In celebration of The Earth Dog I am very grateful to Hula from Hastings Old Town for posing as my Chinese New Year Dog Of 2018.

She’s a very well-travelled dog, at her most happy when playing in the garden or out for walks with her lovely family or when she dines on bacon rashers (don’t tell The Pig).

I am also pleased not to have to search for any of the other animals (see list).

Happy Chinese New Year.

Coming 2018 – a new book: ‘ A Worldly Tale Told Of Mothy Chambers’ by Kate Barnwell

Follow my blogs www.katebarnwell.com

Advertisements

End of the Year! #NewYear #AuldLangSyne #celebration #song #remembrance #poem #midnight #kindness

Wherever you wake up today and wherever you end your night, be it Sea, City or country dwelling… be safe and be thoughtful.

It is customary, in English speaking countries, to end the year, at the strike of midnight to a delightful (if struggling) rendition of the Poem ‘Auld Lang Syne’ by Scotsman, Robert Burns, written in 1788 (with slight variations to the original) and sung to a traditional folk tune.

The translation of ‘Auld Lang Syne’ is ‘Days Gone By,’ or ‘For the sake of old times.’ That we might think of long-standing friendships, old acquaintances – they should not be forgotten – and days passed, memories made; reflection and contemplation and remembrance.

If ever there was a time of year to consider what has been and gone it is now, before we busy ourselves with what’s next.

So here’s to looking back fondly and moving forward faithfully.

Start the new year with a cup of kindness.

Should old acquaintance be forgot

And never brought to mind?

Should old acquaintance be forgot

And old lang syne…

For auld lang syne, my dear

For auld lang syne,

We’ll take a cup of kindness yet

For (the sake of) auld lang syne…

COMING UP in 2018, a new novel: ‘A Worldly Tale Told Of Mothy Chambers’

by K.G.V. Barnwell

http://www.katebarnwell.com

Pirates & Piracy #pirates #Hastings #records #drummers 

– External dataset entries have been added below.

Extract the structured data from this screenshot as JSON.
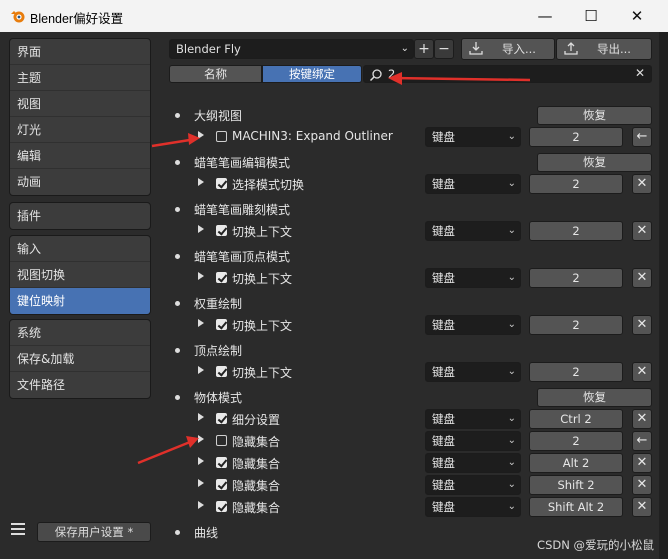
{
  "window": {
    "title": "Blender偏好设置"
  },
  "sidebar": {
    "groups": [
      [
        "界面",
        "主题",
        "视图",
        "灯光",
        "编辑",
        "动画"
      ],
      [
        "插件"
      ],
      [
        "输入",
        "视图切换",
        "键位映射"
      ],
      [
        "系统",
        "保存&加载",
        "文件路径"
      ]
    ],
    "active": "键位映射",
    "save_label": "保存用户设置 *"
  },
  "toolbar": {
    "preset": "Blender Fly",
    "add": "+",
    "remove": "−",
    "import_label": "导入...",
    "export_label": "导出..."
  },
  "tabs": {
    "name": "名称",
    "key_binding": "按键绑定"
  },
  "search": {
    "value": "2",
    "clear": "✕"
  },
  "sections": [
    {
      "title": "大纲视图",
      "restore": "恢复",
      "rows": [
        {
          "name": "MACHIN3: Expand Outliner",
          "checked": false,
          "device": "键盘",
          "key": "2",
          "action": "←"
        }
      ]
    },
    {
      "title": "蜡笔笔画编辑模式",
      "restore": "恢复",
      "rows": [
        {
          "name": "选择模式切换",
          "checked": true,
          "device": "键盘",
          "key": "2",
          "action": "✕"
        }
      ]
    },
    {
      "title": "蜡笔笔画雕刻模式",
      "rows": [
        {
          "name": "切换上下文",
          "checked": true,
          "device": "键盘",
          "key": "2",
          "action": "✕"
        }
      ]
    },
    {
      "title": "蜡笔笔画顶点模式",
      "rows": [
        {
          "name": "切换上下文",
          "checked": true,
          "device": "键盘",
          "key": "2",
          "action": "✕"
        }
      ]
    },
    {
      "title": "权重绘制",
      "rows": [
        {
          "name": "切换上下文",
          "checked": true,
          "device": "键盘",
          "key": "2",
          "action": "✕"
        }
      ]
    },
    {
      "title": "顶点绘制",
      "rows": [
        {
          "name": "切换上下文",
          "checked": true,
          "device": "键盘",
          "key": "2",
          "action": "✕"
        }
      ]
    },
    {
      "title": "物体模式",
      "restore": "恢复",
      "rows": [
        {
          "name": "细分设置",
          "checked": true,
          "device": "键盘",
          "key": "Ctrl 2",
          "action": "✕"
        },
        {
          "name": "隐藏集合",
          "checked": false,
          "device": "键盘",
          "key": "2",
          "action": "←"
        },
        {
          "name": "隐藏集合",
          "checked": true,
          "device": "键盘",
          "key": "Alt 2",
          "action": "✕"
        },
        {
          "name": "隐藏集合",
          "checked": true,
          "device": "键盘",
          "key": "Shift 2",
          "action": "✕"
        },
        {
          "name": "隐藏集合",
          "checked": true,
          "device": "键盘",
          "key": "Shift Alt 2",
          "action": "✕"
        }
      ]
    },
    {
      "title": "曲线",
      "rows": []
    }
  ],
  "watermark": "CSDN @爱玩的小松鼠",
  "colors": {
    "accent": "#4772b3",
    "arrow": "#e0302a",
    "panel": "#2b2b2b"
  }
}
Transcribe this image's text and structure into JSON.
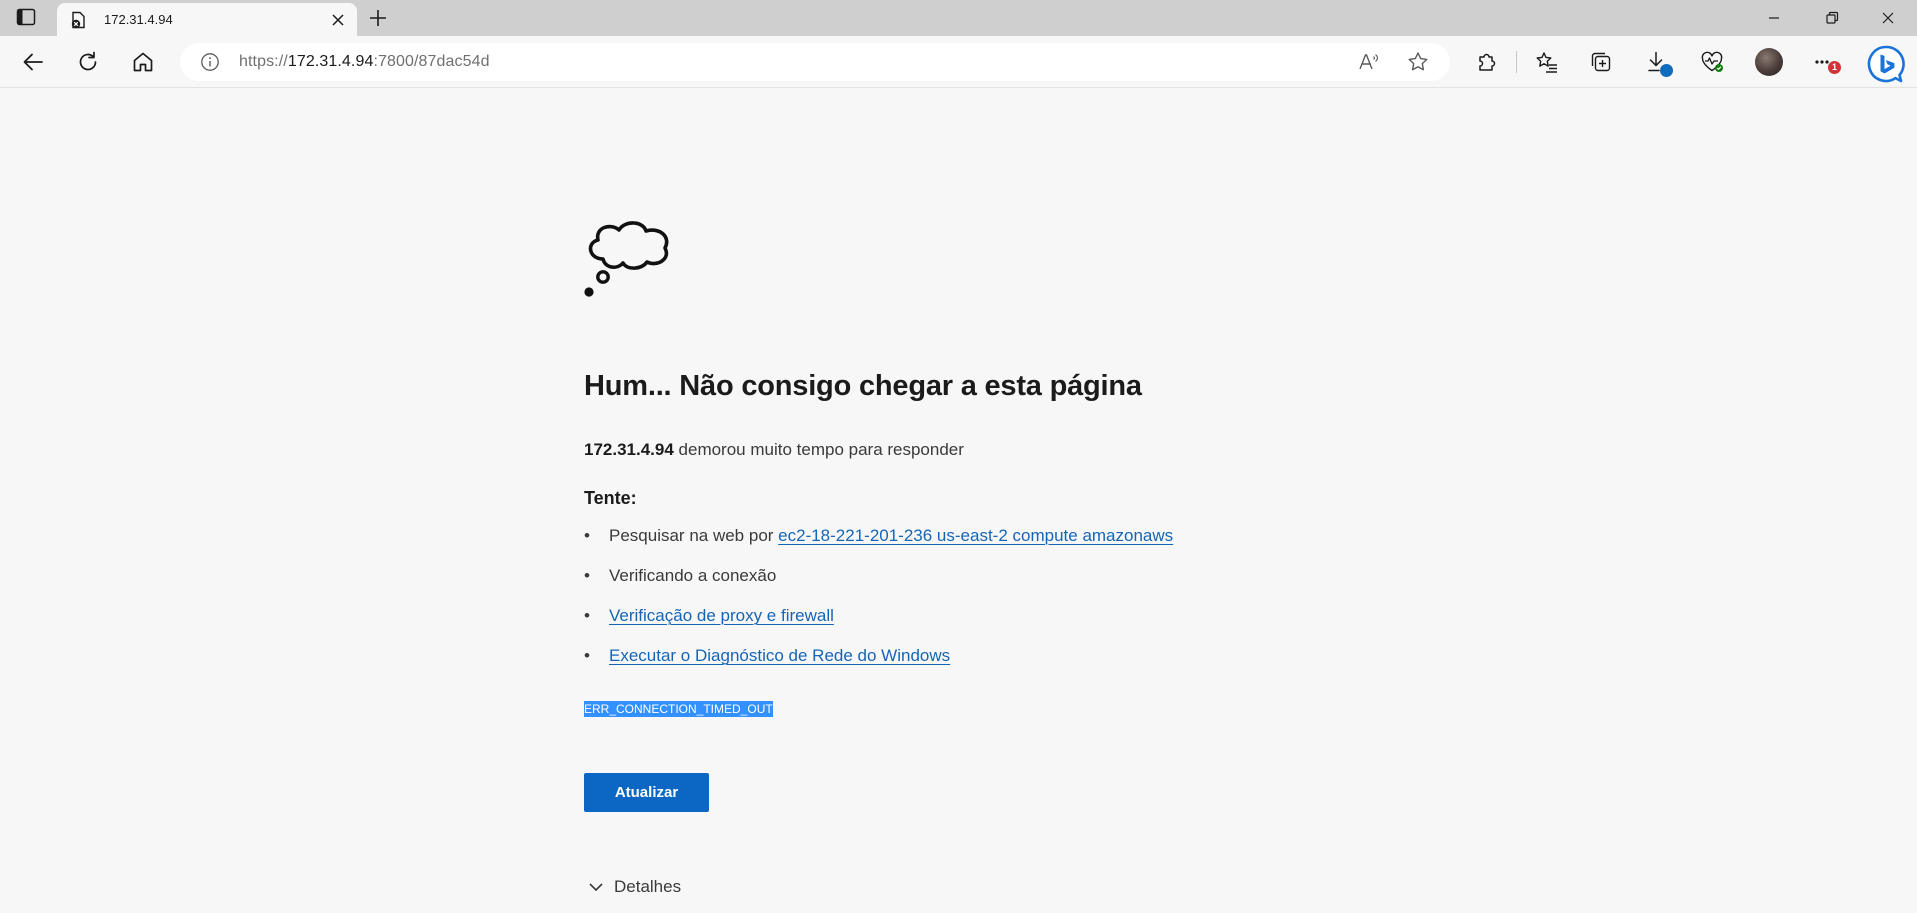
{
  "tab": {
    "title": "172.31.4.94"
  },
  "address": {
    "scheme": "https://",
    "host": "172.31.4.94",
    "rest": ":7800/87dac54d"
  },
  "toolbar": {
    "download_badge": "",
    "more_badge": "1"
  },
  "error": {
    "heading": "Hum... Não consigo chegar a esta página",
    "host": "172.31.4.94",
    "message": " demorou muito tempo para responder",
    "try_label": "Tente:",
    "suggestions": {
      "search_prefix": "Pesquisar na web por ",
      "search_link": "ec2-18-221-201-236 us-east-2 compute amazonaws",
      "checking": "Verificando a conexão",
      "proxy": "Verificação de proxy e firewall",
      "diagnostics": "Executar o Diagnóstico de Rede do Windows"
    },
    "code": "ERR_CONNECTION_TIMED_OUT",
    "refresh_button": "Atualizar",
    "details": "Detalhes"
  },
  "colors": {
    "accent": "#0b67c3",
    "link": "#1565b7",
    "selection": "#3390ff",
    "badge_red": "#d13438",
    "badge_blue": "#0f6cbd"
  }
}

Piracy in Hastings Old Town has become a mid-July, summer celebration and each year, along buccaneer mile, a little variation keeps it ever-exciting and wildly entertaining. Pirates from all over the country, county, cities and o’er the seas come to revel and rollick.
This year includes, ‘The Tigers’ free-fall parachuting, and landing on the end of Hastings pier; fierce and feisty drummers – Section 5; drinking gin before 11am; beards, parrots and real wooden legs; the creation of the largest pirate flag in the world on the beach and filmed from air; drinking whisky after 11am and everything else onwards; dancing and a full pirate orchestra performing Pirates of the Caribbean music as well as folk band, The Pyrates from Holland, and ‘light’ Opera (Pirates of Penzance); Jack Sparrow and entourage in drunken swagger parading along the seafront. He really looks like Johnny Depp.

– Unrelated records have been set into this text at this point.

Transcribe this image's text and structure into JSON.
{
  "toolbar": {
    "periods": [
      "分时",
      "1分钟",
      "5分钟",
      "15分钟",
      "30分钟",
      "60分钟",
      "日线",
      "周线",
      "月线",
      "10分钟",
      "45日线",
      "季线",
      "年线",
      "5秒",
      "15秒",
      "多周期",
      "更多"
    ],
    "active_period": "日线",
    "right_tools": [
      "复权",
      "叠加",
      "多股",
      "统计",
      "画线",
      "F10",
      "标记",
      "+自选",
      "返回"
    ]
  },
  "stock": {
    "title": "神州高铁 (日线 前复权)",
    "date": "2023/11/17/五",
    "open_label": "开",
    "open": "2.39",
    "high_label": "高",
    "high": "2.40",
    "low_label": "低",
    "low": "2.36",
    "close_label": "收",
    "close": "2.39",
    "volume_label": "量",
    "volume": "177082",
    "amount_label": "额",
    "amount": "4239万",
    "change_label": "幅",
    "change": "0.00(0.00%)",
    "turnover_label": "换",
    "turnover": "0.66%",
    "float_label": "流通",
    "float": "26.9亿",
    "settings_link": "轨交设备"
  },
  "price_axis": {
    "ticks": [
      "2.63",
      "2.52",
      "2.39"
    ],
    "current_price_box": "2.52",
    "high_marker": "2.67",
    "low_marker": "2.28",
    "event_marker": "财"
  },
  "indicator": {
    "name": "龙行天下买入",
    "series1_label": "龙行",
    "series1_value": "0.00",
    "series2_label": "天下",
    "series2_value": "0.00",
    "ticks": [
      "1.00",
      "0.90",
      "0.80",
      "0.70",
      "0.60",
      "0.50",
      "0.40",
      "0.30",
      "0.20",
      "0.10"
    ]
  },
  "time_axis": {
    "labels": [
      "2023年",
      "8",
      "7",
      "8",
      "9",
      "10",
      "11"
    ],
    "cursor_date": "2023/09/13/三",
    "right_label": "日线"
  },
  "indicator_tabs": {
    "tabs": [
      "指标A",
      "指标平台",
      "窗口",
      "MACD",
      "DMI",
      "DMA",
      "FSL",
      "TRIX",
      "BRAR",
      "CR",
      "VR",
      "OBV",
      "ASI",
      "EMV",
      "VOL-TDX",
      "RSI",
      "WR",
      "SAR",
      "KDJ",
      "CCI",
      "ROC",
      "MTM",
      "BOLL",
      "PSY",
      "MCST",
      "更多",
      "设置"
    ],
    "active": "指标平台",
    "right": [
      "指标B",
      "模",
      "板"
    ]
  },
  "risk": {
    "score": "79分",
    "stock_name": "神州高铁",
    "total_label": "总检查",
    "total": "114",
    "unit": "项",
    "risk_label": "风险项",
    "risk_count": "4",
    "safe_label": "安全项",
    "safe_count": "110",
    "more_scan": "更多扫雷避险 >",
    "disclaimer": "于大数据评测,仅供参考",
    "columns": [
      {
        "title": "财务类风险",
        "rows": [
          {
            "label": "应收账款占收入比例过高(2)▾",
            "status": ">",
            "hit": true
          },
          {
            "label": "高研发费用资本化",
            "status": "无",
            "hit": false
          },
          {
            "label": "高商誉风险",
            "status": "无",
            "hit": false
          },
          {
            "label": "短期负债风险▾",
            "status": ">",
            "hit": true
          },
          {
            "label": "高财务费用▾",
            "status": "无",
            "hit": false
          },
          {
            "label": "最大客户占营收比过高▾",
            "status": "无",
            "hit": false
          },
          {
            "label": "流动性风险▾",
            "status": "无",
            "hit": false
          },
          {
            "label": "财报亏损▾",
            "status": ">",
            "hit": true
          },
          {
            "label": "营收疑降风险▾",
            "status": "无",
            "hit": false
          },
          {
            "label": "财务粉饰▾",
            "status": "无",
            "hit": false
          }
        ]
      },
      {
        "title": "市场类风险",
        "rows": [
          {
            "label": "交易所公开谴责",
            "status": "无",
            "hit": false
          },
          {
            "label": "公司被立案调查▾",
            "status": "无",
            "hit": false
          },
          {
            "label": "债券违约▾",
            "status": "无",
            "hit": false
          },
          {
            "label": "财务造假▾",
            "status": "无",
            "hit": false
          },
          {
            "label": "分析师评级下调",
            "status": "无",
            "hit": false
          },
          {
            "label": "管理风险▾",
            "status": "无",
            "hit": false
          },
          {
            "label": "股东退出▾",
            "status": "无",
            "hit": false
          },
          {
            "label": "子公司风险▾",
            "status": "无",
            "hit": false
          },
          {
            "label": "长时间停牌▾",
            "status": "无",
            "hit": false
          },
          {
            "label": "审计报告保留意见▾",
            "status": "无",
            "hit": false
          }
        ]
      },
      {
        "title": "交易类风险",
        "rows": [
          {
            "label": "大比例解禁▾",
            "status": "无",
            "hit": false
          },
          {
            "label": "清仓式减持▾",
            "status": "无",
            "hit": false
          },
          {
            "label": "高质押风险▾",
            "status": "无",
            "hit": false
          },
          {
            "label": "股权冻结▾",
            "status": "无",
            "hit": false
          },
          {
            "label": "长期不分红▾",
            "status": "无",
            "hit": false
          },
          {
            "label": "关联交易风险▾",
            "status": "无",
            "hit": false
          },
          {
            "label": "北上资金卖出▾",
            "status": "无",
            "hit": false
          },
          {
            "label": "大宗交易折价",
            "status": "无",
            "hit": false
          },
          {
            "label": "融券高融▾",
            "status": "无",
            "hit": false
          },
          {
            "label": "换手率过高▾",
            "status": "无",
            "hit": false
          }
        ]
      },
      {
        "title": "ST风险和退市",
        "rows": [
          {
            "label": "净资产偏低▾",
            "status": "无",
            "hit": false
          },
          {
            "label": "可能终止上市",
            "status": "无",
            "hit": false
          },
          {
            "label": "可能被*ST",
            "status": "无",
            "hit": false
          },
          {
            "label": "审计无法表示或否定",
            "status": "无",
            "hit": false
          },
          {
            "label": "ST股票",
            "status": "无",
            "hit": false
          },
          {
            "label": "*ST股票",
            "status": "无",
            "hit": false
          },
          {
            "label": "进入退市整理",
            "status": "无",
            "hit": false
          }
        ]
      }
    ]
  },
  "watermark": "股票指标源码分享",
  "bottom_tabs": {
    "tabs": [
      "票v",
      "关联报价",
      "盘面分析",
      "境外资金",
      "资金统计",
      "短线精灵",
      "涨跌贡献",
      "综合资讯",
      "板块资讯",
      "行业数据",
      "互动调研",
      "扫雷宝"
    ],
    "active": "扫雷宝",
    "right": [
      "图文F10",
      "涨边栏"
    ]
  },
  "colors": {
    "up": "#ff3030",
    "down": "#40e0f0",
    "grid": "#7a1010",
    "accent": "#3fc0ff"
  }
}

Arrrgh…a jolly good time had by all!’

Please take note Hastings features in The Guinness Book of Records for the most recorded pirates in one place … that’s 14,231 Pirates.  I was one of them.


Follow my blogs http://www.katebarnwell.com

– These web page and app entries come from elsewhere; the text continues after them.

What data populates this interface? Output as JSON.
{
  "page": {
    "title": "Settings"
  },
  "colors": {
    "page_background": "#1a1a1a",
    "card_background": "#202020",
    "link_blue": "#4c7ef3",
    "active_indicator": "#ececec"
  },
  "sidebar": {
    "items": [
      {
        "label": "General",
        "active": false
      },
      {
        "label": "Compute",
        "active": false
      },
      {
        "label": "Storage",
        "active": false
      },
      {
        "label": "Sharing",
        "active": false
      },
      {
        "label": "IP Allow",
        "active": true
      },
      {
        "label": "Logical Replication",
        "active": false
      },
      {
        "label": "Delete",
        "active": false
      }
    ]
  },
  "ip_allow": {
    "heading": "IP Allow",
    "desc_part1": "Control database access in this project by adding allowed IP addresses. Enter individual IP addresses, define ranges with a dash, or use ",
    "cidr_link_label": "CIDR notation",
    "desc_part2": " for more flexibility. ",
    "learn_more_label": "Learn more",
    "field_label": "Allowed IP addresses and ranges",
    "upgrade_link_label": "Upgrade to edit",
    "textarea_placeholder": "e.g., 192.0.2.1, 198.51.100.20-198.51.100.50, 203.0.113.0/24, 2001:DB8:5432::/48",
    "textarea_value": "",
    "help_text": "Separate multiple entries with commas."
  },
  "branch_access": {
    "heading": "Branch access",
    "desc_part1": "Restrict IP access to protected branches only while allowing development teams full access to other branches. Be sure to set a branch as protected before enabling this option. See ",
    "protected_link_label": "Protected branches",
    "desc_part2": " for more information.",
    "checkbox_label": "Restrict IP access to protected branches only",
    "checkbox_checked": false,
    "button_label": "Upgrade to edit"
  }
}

Pirates party before pub refreshments.

May-Day Merry-making #May #bankholiday #green #tradition #Spring #festivals #flowers #Hastings

This year May Day falls on the First of May, not since 2005 have the two come together so poetically. If you are a Morris-man or woman you will have been up since dawn, dancing and rejoicing, celebrating the release of Spring.
In Hastings Old Town, the capital of the East Sussex culture scene, we have gathered flowers, greens and specially-made wreaths to adorn our streets (Hawthorn blossom is called ‘May‘ because it will be picked at this time of year) and long, colourful ribbons to dress the houses, shops, pubs, cafes and churches.

 Bells, bangles, bikers, green men, green women, drummers, fiddlers, singers and sweepers, one and all prepare for the Jack in the Green parade, winding its green garlanded way around the old streets and on to Hastings Pier for more dancing and revelling.  

Everyone will be ‘a-maying‘ from sunrise to sunset. A Spring holiday of feasting (on local organic bread), drinking (on the local pub’s homemade beer) & cheering the most spectacular May Parade. 

Hooray! This is Hastings, no battles here. It’s alive with ‘ye olde world’ tradition and armfuls of green hugs. Come be merry-made…

Follow my blogs http://www.katebarnwell.com